• [TASK ITEM]:
The number of lines holding the string "kind" is all that is wanted; count them in the records below.

• [GIVEN INFORMATION]:
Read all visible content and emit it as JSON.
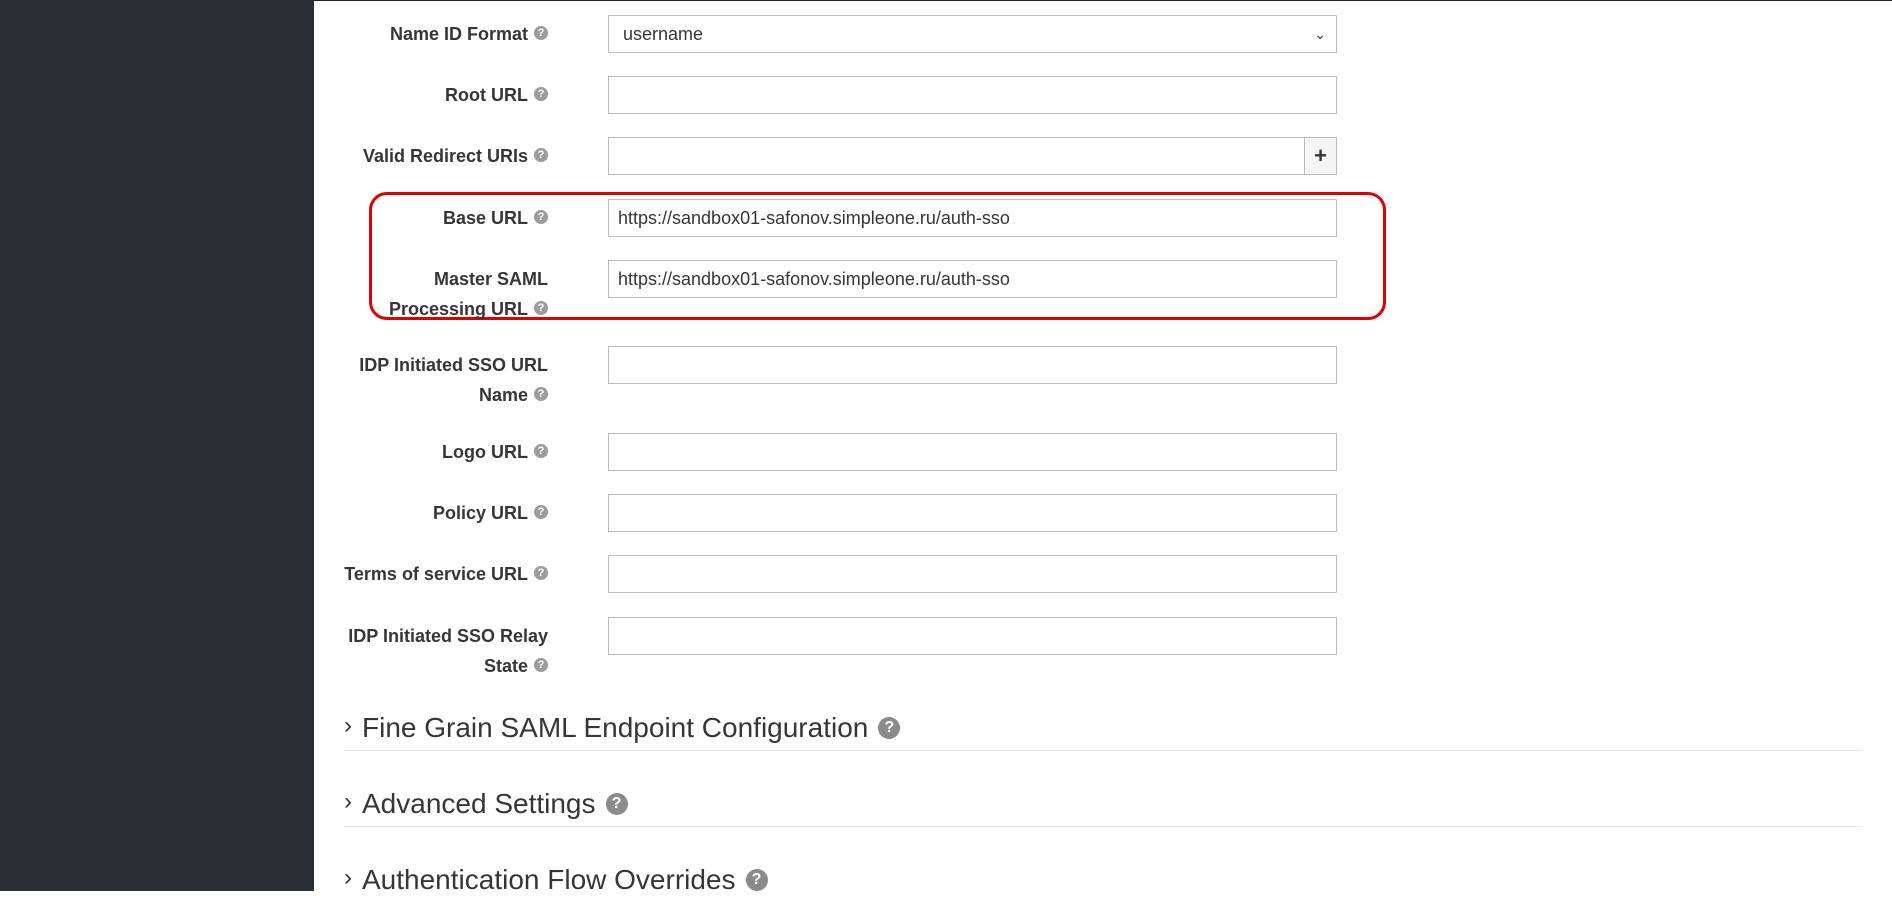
{
  "form": {
    "name_id_format": {
      "label": "Name ID Format",
      "value": "username"
    },
    "root_url": {
      "label": "Root URL",
      "value": ""
    },
    "valid_redirect_uris": {
      "label": "Valid Redirect URIs",
      "value": "",
      "add_label": "+"
    },
    "base_url": {
      "label": "Base URL",
      "value": "https://sandbox01-safonov.simpleone.ru/auth-sso"
    },
    "master_saml": {
      "label_line1": "Master SAML",
      "label_line2": "Processing URL",
      "value": "https://sandbox01-safonov.simpleone.ru/auth-sso"
    },
    "idp_sso_url_name": {
      "label_line1": "IDP Initiated SSO URL",
      "label_line2": "Name",
      "value": ""
    },
    "logo_url": {
      "label": "Logo URL",
      "value": ""
    },
    "policy_url": {
      "label": "Policy URL",
      "value": ""
    },
    "terms_url": {
      "label": "Terms of service URL",
      "value": ""
    },
    "idp_relay_state": {
      "label_line1": "IDP Initiated SSO Relay",
      "label_line2": "State",
      "value": ""
    }
  },
  "sections": [
    {
      "title": "Fine Grain SAML Endpoint Configuration"
    },
    {
      "title": "Advanced Settings"
    },
    {
      "title": "Authentication Flow Overrides"
    }
  ],
  "help_glyph": "?",
  "caret_glyph": "›",
  "highlight_color": "#e00000"
}
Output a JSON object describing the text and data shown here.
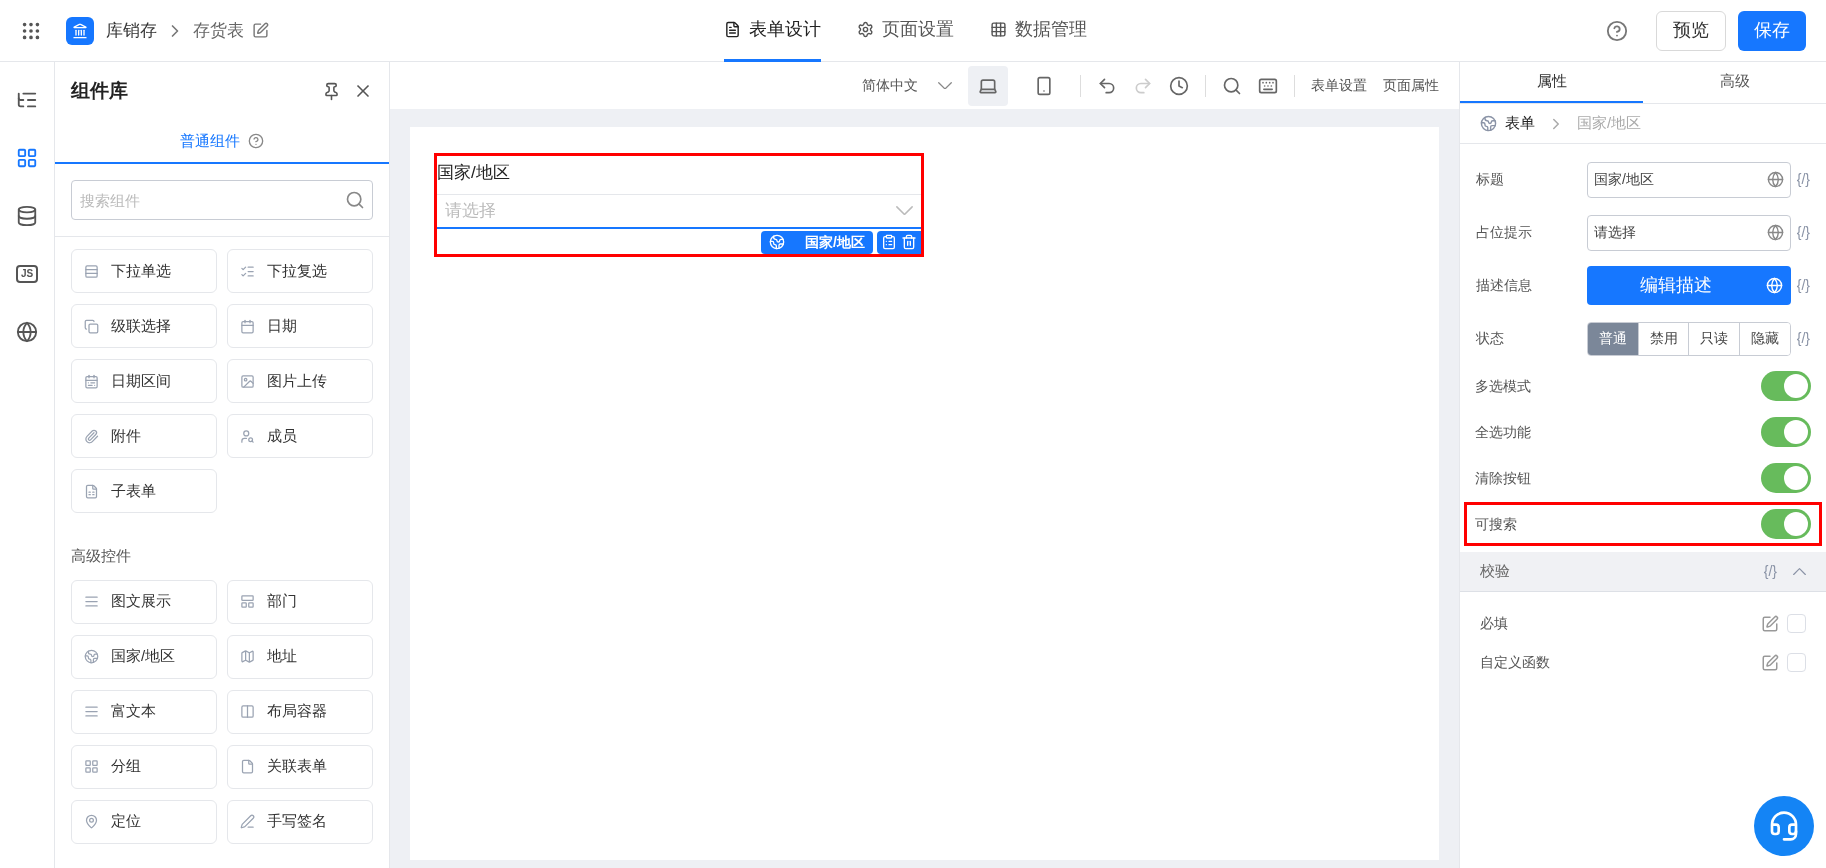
{
  "header": {
    "app_name": "库销存",
    "page_name": "存货表",
    "tabs": [
      {
        "label": "表单设计",
        "selected": true
      },
      {
        "label": "页面设置",
        "selected": false
      },
      {
        "label": "数据管理",
        "selected": false
      }
    ],
    "buttons": {
      "preview": "预览",
      "save": "保存"
    }
  },
  "rail": [
    {
      "kind": "outline",
      "selected": false
    },
    {
      "kind": "components",
      "selected": true
    },
    {
      "kind": "data",
      "selected": false
    },
    {
      "kind": "js",
      "label": "JS",
      "selected": false
    },
    {
      "kind": "globe",
      "selected": false
    }
  ],
  "library": {
    "title": "组件库",
    "tab": {
      "label": "普通组件",
      "selected": true
    },
    "search_placeholder": "搜索组件",
    "basic": [
      "下拉单选",
      "下拉复选",
      "级联选择",
      "日期",
      "日期区间",
      "图片上传",
      "附件",
      "成员",
      "子表单"
    ],
    "advanced_title": "高级控件",
    "advanced": [
      "图文展示",
      "部门",
      "国家/地区",
      "地址",
      "富文本",
      "布局容器",
      "分组",
      "关联表单",
      "定位",
      "手写签名"
    ]
  },
  "toolbar": {
    "language": "简体中文",
    "devices": [
      {
        "kind": "desktop",
        "selected": true
      },
      {
        "kind": "mobile",
        "selected": false
      }
    ],
    "form_settings": "表单设置",
    "page_props": "页面属性"
  },
  "canvas": {
    "field": {
      "label": "国家/地区",
      "placeholder": "请选择",
      "badge": "国家/地区"
    }
  },
  "props": {
    "tabs": [
      {
        "label": "属性",
        "selected": true
      },
      {
        "label": "高级",
        "selected": false
      }
    ],
    "breadcrumb": {
      "root": "表单",
      "current": "国家/地区"
    },
    "fields": [
      {
        "kind": "input",
        "label": "标题",
        "value": "国家/地区",
        "code": "{/}"
      },
      {
        "kind": "input",
        "label": "占位提示",
        "value": "请选择",
        "code": "{/}"
      },
      {
        "kind": "button",
        "label": "描述信息",
        "value": "编辑描述",
        "code": "{/}"
      },
      {
        "kind": "segmented",
        "label": "状态",
        "options": [
          {
            "label": "普通",
            "selected": true
          },
          {
            "label": "禁用",
            "selected": false
          },
          {
            "label": "只读",
            "selected": false
          },
          {
            "label": "隐藏",
            "selected": false
          }
        ],
        "code": "{/}"
      }
    ],
    "toggles": [
      {
        "label": "多选模式",
        "on": true,
        "highlighted": false
      },
      {
        "label": "全选功能",
        "on": true,
        "highlighted": false
      },
      {
        "label": "清除按钮",
        "on": true,
        "highlighted": false
      },
      {
        "label": "可搜索",
        "on": true,
        "highlighted": true
      }
    ],
    "validation": {
      "title": "校验",
      "code": "{/}",
      "expanded": true,
      "rules": [
        {
          "label": "必填",
          "checked": false
        },
        {
          "label": "自定义函数",
          "checked": false
        }
      ]
    }
  }
}
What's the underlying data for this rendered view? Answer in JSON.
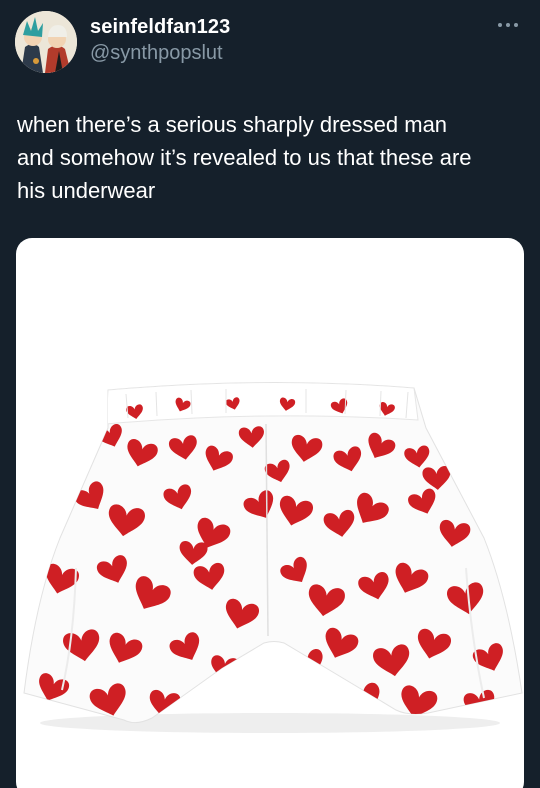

• [WORKED SOLUTION]:
11